-------- Records supplied --------

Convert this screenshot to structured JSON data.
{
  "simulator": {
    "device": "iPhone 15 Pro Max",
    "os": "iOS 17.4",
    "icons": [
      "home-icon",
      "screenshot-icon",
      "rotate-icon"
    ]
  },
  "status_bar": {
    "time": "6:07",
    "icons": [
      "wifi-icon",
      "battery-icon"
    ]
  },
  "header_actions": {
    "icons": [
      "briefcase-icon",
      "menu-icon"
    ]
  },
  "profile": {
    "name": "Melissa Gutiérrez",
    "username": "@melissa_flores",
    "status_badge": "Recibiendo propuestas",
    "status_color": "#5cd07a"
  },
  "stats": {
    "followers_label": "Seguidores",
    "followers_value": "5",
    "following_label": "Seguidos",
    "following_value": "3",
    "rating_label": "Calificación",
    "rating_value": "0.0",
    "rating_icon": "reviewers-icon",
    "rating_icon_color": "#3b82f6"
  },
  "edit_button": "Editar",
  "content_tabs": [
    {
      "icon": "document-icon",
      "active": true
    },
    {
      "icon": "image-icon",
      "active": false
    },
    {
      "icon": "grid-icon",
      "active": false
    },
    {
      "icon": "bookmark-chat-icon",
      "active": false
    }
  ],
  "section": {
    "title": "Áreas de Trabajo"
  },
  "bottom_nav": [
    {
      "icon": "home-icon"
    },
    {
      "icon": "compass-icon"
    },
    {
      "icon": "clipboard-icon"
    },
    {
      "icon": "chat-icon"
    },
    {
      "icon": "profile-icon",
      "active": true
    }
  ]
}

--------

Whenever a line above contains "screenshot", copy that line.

=== Result for this task ===
Convert this screenshot to structured JSON data.
      "screenshot-icon",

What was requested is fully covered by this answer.